Dataset records
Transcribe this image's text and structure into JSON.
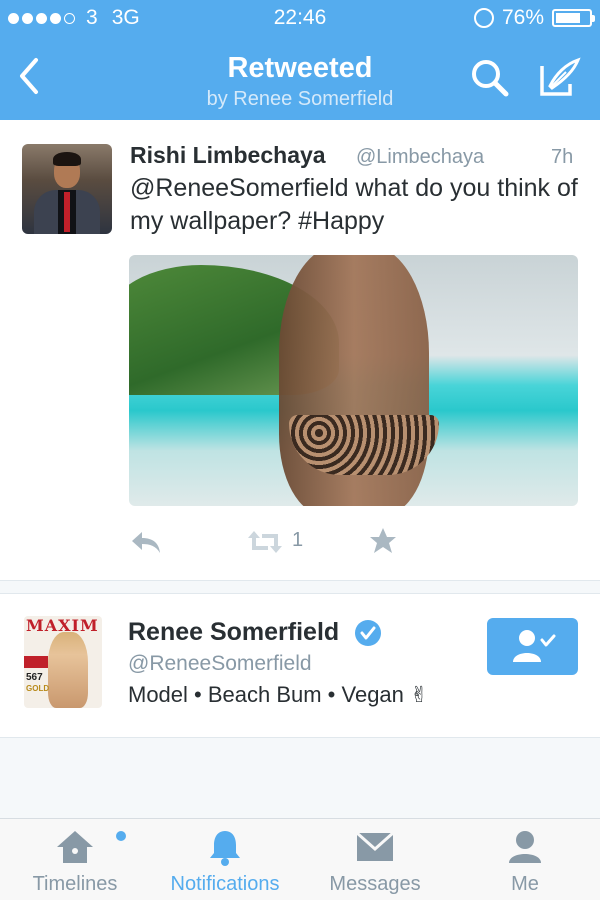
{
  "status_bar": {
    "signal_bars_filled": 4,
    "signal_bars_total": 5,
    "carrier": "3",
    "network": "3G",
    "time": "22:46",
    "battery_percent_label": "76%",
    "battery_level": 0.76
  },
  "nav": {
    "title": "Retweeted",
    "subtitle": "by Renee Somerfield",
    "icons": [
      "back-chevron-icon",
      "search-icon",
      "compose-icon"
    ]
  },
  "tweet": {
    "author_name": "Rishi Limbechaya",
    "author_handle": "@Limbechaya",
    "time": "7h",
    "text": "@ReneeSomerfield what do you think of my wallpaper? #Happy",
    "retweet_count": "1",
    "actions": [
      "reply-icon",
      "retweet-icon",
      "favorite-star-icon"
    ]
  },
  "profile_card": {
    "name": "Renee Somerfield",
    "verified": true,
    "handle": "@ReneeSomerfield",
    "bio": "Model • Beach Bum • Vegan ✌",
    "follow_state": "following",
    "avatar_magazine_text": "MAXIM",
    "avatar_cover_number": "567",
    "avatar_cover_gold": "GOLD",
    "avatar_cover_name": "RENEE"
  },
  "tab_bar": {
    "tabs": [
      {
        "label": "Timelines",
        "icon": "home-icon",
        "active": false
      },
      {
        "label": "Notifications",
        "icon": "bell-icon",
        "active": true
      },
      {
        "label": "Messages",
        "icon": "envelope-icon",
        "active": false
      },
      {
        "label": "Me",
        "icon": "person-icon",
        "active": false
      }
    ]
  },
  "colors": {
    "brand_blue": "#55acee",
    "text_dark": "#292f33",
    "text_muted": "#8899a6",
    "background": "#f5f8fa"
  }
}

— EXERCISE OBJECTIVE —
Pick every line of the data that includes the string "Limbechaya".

— EXERCISE SOLUTION —
    "author_name": "Rishi Limbechaya",
    "author_handle": "@Limbechaya",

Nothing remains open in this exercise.